All five stages can blend into and overlap each other; with two, three, four or all five potentially coexisting in one person’s beliefs or in one religious tradition. The history of Christianity, to take one example, contains (1) primal, mystic elements (in many of the bizarre, creative pronouncements of Jesus and in the heretical tradition of medieval mystics such as Meister Eckhart and Jacob Boehme), (2) supernatural elements (the pantheon of Catholic saints), (3) religious elements (faith-based belief in a grand old godly idea), (4) modern elements (in the Christian deism of Descartes and Newton) and (5) post-modern elements (the Christianity of nutcases and gamers). Christianity includes countless ludicrous precepts, the horrors of the genocidal Old Testament, the psychological abomination of sin, the shameful panhandling of St.Paul, the morally revolting practice of forced proselytism, the almost comic corruption of the Catholic church and the unending nightmare of the protestant work ethic; yet to sweep away two thousand years of culture spanning half the globe as ‘stoopid’ is as intelligent as dismissing ‘science’ as ‘boring’.
Indeed, even atheism is not a monolithic singularity. The Pirahā, Nietzsche, Joseph Fouché, Richard Dawkins and his Serene Brianness of Enoland could all be described as atheists, but to assume that the word meant the same thing for all five, and to dismiss all five for it, is a classic case of palabrosis.
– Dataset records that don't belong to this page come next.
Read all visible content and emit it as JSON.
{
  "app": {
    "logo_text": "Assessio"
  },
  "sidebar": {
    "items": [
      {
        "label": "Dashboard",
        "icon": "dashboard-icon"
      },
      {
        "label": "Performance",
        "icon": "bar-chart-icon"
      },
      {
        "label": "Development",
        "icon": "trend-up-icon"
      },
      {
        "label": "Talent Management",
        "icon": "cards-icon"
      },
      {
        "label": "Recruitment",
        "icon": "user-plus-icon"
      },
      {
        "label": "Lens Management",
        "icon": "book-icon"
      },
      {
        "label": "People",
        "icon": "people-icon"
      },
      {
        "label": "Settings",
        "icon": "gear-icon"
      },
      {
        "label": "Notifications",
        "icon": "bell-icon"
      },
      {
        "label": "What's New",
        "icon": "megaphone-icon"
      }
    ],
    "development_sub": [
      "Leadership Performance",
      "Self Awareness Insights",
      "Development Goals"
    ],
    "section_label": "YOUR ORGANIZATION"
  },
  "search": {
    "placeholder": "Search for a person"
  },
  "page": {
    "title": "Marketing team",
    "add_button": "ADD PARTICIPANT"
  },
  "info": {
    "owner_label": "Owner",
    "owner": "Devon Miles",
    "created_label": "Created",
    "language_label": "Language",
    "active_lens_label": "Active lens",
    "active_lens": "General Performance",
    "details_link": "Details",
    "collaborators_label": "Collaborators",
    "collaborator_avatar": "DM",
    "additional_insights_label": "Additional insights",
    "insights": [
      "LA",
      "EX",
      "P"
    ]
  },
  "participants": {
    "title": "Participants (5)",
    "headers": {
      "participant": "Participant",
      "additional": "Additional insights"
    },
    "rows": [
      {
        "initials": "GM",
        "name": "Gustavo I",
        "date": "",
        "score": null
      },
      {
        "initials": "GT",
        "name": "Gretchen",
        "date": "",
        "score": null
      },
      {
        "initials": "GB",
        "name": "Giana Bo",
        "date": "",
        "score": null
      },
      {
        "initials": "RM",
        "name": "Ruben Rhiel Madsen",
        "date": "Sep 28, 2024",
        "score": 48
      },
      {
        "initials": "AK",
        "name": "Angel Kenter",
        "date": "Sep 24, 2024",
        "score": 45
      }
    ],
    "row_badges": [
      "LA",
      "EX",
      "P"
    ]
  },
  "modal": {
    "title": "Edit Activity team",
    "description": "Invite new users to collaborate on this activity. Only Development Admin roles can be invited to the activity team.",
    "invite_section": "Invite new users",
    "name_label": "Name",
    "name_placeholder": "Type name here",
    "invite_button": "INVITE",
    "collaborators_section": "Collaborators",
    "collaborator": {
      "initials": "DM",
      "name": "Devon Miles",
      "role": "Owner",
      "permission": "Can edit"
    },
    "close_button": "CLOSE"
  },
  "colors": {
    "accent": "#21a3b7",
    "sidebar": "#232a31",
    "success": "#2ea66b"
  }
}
Consider also the relationship of ‘science’ to ‘god’. When people use the word ‘science’ they normally mean the process of tying concepts together into theories and testing them against ‘experience’. This process (which developed during stage 3) was founded on a prior stage in human development when man began (some time during stage 1) to experience reality primarily through the concentrated, focusing, excluding and dividing mode of awareness used to perceive and isolate things from amongst the bewildering blended totality of what is going on. Man then represented these isolated things as abstract ideas, facts, measurements and symbols which he believed captured reality. As self took charge of awareness these beliefs took on new life, manifesting, on the one hand, as the gods (and God) of ancient history and, on the other, as the rational worldview of ancient history — which, ever since, have been antagonistic to each other. When Dawkins or Hitchens write books denouncing ‘God’ they attack the gods and God of supernatural religions; abstract notions based on the same faith-based science (faith in the intrinsic trustworthiness of mind-shaped objects and ideas) as their own rational universe. The preceding consciousness behind the entire history of belief-based science (x ideas capture reality) and belief-based religion (y ideas capture reality) never gets a look in, in the futile, clamorous, millennial red-herring of abstract-emotional theist-atheist debate.
This ‘preceding consciousness’, consciousness of the self, the full experience of body and context, reality as it is before mind and emotions manifest or filter it — this is the ‘stage 1’ god of pre-conquest consciousness, of the Mbuti Pygmies and the ancient Etruscans, of the Upanishads and the Gita, of Lao Tzu and Kamo no Chōmei, of Thoreau and Lawrence, of Krishnamurti and Gurdjieff. (And, if you’re interested, of me).
Experience of, or love of god, in this sense is not a question of belief. It does not reject superstition, paganism, religion, rationality or even self-absorption. It just demonstrably precedes them, that’s all.